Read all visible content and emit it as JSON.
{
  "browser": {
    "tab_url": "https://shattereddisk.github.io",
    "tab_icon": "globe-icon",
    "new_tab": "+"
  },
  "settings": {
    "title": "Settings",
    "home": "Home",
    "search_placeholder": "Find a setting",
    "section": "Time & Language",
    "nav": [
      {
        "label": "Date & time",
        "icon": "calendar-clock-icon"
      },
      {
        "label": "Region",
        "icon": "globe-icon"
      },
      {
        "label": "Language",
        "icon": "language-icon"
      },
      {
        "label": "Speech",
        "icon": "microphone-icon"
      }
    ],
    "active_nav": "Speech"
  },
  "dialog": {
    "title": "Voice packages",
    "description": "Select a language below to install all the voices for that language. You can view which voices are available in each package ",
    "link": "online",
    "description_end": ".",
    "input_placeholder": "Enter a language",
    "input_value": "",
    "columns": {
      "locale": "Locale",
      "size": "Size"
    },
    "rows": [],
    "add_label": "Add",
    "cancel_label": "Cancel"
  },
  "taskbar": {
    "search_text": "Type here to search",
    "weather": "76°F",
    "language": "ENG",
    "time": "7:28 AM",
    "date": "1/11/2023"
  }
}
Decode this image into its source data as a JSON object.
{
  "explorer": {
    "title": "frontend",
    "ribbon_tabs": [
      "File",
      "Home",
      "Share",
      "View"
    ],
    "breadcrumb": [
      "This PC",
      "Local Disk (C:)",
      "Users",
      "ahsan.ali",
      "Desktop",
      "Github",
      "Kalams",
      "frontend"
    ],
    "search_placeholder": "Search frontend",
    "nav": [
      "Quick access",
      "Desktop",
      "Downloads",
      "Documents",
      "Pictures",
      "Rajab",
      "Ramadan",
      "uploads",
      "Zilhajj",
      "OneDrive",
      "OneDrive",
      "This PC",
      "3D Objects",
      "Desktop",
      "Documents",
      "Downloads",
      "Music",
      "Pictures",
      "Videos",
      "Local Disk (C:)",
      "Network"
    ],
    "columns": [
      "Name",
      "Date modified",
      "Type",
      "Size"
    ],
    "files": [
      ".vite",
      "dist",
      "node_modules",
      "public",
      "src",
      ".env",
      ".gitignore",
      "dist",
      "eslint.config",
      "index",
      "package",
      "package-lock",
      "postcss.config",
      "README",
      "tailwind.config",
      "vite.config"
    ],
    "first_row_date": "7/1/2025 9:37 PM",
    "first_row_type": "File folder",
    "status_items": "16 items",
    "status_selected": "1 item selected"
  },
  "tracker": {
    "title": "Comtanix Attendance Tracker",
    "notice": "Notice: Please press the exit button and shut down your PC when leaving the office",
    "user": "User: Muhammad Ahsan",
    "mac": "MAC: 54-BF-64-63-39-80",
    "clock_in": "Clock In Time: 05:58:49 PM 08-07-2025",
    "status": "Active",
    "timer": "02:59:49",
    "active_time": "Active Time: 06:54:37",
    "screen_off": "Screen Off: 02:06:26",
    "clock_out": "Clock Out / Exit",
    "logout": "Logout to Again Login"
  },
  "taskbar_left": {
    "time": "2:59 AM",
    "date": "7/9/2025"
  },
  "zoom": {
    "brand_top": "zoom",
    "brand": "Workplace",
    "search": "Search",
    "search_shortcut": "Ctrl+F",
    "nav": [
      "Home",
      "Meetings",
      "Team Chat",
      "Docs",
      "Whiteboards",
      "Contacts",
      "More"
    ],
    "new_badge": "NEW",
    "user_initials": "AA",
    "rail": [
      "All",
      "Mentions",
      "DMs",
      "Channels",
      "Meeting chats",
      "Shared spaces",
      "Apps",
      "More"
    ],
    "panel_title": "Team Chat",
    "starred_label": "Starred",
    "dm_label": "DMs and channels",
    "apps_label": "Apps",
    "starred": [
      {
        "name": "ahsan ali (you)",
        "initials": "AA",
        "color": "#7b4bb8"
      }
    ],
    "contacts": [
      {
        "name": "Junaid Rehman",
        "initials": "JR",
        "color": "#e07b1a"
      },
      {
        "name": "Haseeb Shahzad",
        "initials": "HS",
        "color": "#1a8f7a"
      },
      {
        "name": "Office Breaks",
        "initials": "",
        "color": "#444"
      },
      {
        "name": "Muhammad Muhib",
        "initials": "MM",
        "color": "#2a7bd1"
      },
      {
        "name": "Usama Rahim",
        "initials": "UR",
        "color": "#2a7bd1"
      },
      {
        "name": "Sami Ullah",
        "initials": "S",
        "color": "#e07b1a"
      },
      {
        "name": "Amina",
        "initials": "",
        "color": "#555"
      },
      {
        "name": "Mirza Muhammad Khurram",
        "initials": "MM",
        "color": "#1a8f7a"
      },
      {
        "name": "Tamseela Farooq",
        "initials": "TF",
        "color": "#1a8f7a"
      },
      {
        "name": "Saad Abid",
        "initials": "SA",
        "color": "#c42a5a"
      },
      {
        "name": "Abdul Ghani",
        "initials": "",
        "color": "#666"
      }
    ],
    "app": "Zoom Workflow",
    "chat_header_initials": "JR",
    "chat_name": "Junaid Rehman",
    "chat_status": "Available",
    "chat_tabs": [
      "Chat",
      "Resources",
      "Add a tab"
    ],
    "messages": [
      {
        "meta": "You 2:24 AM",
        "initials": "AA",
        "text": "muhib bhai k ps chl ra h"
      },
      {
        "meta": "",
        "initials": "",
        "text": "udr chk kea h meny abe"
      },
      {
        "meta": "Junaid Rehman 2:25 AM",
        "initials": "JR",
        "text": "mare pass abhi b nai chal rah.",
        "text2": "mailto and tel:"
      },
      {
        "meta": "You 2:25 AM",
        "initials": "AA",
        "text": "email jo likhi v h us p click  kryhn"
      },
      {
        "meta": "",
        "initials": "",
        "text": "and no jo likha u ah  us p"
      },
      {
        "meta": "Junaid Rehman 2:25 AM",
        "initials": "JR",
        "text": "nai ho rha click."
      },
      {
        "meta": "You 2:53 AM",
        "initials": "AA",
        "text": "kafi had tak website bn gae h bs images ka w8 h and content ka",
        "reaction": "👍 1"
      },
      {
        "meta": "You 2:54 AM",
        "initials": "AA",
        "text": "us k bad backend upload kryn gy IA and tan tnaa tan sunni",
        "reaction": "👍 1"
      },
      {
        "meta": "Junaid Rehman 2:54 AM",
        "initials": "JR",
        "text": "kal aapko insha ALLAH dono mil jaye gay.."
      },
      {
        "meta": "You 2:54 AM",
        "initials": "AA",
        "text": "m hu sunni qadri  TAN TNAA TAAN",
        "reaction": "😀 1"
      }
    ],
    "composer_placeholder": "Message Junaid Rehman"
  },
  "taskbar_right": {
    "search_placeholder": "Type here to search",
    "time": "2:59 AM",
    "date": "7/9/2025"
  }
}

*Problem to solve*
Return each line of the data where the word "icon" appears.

*Answer to this problem*
    "tab_icon": "globe-icon",
        "icon": "calendar-clock-icon"
        "icon": "globe-icon"
        "icon": "language-icon"
        "icon": "microphone-icon"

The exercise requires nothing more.